Cervical incompetence is one of the causes of preterm delivery and pregnancy loss. In some women, the cervix opens prematurely and the typical scenario involves painless dilatation of the cervix in the second trimester (often around 16-18 weeks). This then leads to premature rupture of membranes and loss of the pregnancy, often before viability. A cerclage is basically a suture that is tied around the cervix in order to prevent it from opening too soon. The traditional cerclage is placed through the vagina and this is often done at around 12-14 weeks of pregnancy. The vaginal cerclage can be effective, but unfortunately does not always help. In the setting of a failed vaginal cerclage, it has been well demonstrated that an abdominal cerclage is more effective. This used to be placed through a large incision, but a laparoscopic cerclage is just as effective and has the advantage of allowing patients a quick (one week vs. 8 weeks with a large incision) recovery. Dr. Einarsson has performed approximately 200 laparoscopic cerclage procedures, which is one of the largest series of this procedure in the United States. In his most recent publication from his data, the efficacy of the laparoscopic cerclage was about 97%. Many of these patients had endured multiple losses prior to this procedure. The laparoscopic cerclage is generally placed prior to pregnancy, but can also be placed during the first trimester of pregnancy. It is recommended that patients wait 2 months to get pregnant after placement and the mode of delivery will have to be a cesarean section. If a miscarriage occurs, then evacuation can still be done with the cerclage in place. Patients do need frequent surveillance by an expert in high risk obstetrics during their pregnancy. If the cerclage looks good at the time of the cesarean section, it can be left in place to be utilized in future pregnancies. It is not necessary to remove it even if the patient is not planning to have more children.

Video from Laparoscopic cerclage

Warning: The video on hysterectomy provides a detailed and graphic insight into the surgical procedure, intended for mature audiences due to its explicit content and medical nature.

Important information about the procedure

Laparoscopic cerclage is a minimally invasive surgical procedure that involves placing a stitch around the cervix to help prevent premature delivery in women who have a history of cervical incompetence.
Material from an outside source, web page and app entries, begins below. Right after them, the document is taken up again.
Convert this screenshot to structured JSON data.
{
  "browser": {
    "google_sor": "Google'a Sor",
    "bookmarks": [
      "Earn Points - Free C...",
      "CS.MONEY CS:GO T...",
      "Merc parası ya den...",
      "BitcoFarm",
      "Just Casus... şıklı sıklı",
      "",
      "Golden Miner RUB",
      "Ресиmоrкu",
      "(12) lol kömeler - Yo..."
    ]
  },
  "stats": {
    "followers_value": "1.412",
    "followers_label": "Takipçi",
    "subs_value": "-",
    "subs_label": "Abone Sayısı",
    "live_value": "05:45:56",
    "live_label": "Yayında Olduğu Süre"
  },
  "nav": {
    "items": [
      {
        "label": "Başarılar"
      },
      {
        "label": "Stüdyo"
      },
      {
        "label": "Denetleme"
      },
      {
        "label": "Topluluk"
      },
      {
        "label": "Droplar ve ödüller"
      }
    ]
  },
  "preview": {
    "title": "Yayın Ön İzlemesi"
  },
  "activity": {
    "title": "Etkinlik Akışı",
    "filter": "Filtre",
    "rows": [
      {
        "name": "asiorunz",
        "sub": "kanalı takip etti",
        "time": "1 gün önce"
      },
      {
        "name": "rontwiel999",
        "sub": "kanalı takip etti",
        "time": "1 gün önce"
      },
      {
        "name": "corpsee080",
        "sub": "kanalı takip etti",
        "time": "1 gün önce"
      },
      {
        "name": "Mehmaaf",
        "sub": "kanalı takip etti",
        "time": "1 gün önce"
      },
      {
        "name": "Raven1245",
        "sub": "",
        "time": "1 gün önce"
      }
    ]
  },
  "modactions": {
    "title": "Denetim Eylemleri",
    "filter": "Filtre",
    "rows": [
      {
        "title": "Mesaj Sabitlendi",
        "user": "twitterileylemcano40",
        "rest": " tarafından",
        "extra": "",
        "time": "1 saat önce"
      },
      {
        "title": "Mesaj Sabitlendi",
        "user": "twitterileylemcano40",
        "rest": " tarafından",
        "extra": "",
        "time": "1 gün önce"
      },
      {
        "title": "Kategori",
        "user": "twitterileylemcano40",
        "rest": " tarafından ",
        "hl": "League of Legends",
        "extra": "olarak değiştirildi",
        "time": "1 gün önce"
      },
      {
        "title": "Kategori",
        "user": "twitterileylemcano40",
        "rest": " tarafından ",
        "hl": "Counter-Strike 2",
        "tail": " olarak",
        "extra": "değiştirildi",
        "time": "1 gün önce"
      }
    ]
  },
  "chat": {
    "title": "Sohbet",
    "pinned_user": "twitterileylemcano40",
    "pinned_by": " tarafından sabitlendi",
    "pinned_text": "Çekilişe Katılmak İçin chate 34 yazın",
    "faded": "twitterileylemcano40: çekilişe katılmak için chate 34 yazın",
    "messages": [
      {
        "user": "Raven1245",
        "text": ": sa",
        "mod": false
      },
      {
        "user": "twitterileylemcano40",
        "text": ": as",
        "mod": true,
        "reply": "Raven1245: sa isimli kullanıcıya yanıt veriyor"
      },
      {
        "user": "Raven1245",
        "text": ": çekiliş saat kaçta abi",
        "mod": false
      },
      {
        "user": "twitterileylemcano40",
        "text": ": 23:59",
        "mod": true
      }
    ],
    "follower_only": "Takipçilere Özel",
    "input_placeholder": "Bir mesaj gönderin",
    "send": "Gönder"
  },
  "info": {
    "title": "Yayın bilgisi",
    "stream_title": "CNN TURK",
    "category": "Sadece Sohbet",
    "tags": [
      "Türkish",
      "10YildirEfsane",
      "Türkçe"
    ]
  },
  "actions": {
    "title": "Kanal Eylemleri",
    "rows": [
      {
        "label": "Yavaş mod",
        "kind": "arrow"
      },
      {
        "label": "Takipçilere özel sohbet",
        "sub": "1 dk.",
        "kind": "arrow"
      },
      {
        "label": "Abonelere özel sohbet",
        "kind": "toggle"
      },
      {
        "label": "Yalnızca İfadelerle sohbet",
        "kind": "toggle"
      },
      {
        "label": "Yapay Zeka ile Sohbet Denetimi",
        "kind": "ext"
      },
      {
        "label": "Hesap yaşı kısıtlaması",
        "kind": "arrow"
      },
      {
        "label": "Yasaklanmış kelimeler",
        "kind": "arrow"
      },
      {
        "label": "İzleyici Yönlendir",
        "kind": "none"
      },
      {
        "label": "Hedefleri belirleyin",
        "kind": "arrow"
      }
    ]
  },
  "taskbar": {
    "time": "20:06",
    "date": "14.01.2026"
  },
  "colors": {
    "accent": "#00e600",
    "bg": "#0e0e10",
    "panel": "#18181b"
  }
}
It is typically performed under general anesthesia and usually takes around 1 hour to complete. 

 During the procedure, the surgeon will make several small incisions in the abdomen and insert a laparoscope, which is a thin tube with a camera attached to it. This allows the surgeon to see inside the abdomen and guide the surgical instruments. 

 The surgeon will then use specialized instruments to place a stitch around the cervix to help hold it closed and prevent premature dilation. This stitch is typically made of a strong, non-absorbable material that can remain in place for the duration of the pregnancy. 

It is important to discuss the risks and benefits of laparoscopic cerclage with your surgeon before the procedure and to carefully follow their instructions for post-operative care to minimize the risk of complications. 


Potential complications of laparoscopic cerclage include:

There is a risk of bleeding during and after the surgery, which may require blood transfusions or additional surgery. 

There is a risk of infection at the incision sites or within the abdomen, which may require antibiotics. 

There is a small risk of injury to nearby organs such as the bladder, bowel, or ureter during the surgery, which may require additional surgery to repair. 


There is a small risk that the stitch may cause premature rupture of the amniotic sac, leading to premature delivery. This applies only if the cerclage is placed during pregnancy. 

In some cases, the stitch may not be effective in preventing premature delivery, and premature labor may still occur. 

There is a risk of developing blood clots in the legs or lungs after the surgery, which can be prevented with medication and early mobilization. 

Laparoscopic cerclage placement for cervical incompetence